> WHAT YOU NEED TO DO:
If anything in the data looks odd, keep it anyway and write the whole listing out unchanged.

========================================================================

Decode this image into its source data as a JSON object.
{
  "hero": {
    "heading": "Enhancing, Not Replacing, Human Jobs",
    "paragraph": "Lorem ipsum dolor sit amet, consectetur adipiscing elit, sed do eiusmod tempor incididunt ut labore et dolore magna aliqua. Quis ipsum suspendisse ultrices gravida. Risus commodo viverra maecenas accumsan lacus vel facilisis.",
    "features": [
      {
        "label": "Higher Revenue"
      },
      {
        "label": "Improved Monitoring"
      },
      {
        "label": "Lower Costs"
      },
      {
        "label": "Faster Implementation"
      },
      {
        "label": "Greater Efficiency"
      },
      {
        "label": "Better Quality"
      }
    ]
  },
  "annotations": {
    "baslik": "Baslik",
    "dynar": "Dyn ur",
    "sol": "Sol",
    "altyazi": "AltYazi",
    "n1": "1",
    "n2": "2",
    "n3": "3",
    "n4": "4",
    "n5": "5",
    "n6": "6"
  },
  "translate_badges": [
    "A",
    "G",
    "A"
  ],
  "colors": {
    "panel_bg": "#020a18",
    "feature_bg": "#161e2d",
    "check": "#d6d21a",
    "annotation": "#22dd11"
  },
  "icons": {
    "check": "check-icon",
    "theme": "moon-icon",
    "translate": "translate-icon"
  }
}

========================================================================

> REPLY:
Decode this image into its source data as a JSON object.
{
  "hero": {
    "heading": "Enhancing, Not Replacing, Human Jobs",
    "paragraph": "Lorem ipsum dolor sit amet, consectetur adipiscing elit, sed do eiusmod tempor incididunt ut labore et dolore magna aliqua. Quis ipsum suspendisse ultrices gravida. Risus commodo viverra maecenas accumsan lacus vel facilisis.",
    "features": [
      {
        "label": "Higher Revenue"
      },
      {
        "label": "Improved Monitoring"
      },
      {
        "label": "Lower Costs"
      },
      {
        "label": "Faster Implementation"
      },
      {
        "label": "Greater Efficiency"
      },
      {
        "label": "Better Quality"
      }
    ]
  },
  "annotations": {
    "baslik": "Baslik",
    "dynar": "Dyn ur",
    "sol": "Sol",
    "altyazi": "AltYazi",
    "n1": "1",
    "n2": "2",
    "n3": "3",
    "n4": "4",
    "n5": "5",
    "n6": "6"
  },
  "translate_badges": [
    "A",
    "G",
    "A"
  ],
  "colors": {
    "panel_bg": "#020a18",
    "feature_bg": "#161e2d",
    "check": "#d6d21a",
    "annotation": "#22dd11"
  },
  "icons": {
    "check": "check-icon",
    "theme": "moon-icon",
    "translate": "translate-icon"
  }
}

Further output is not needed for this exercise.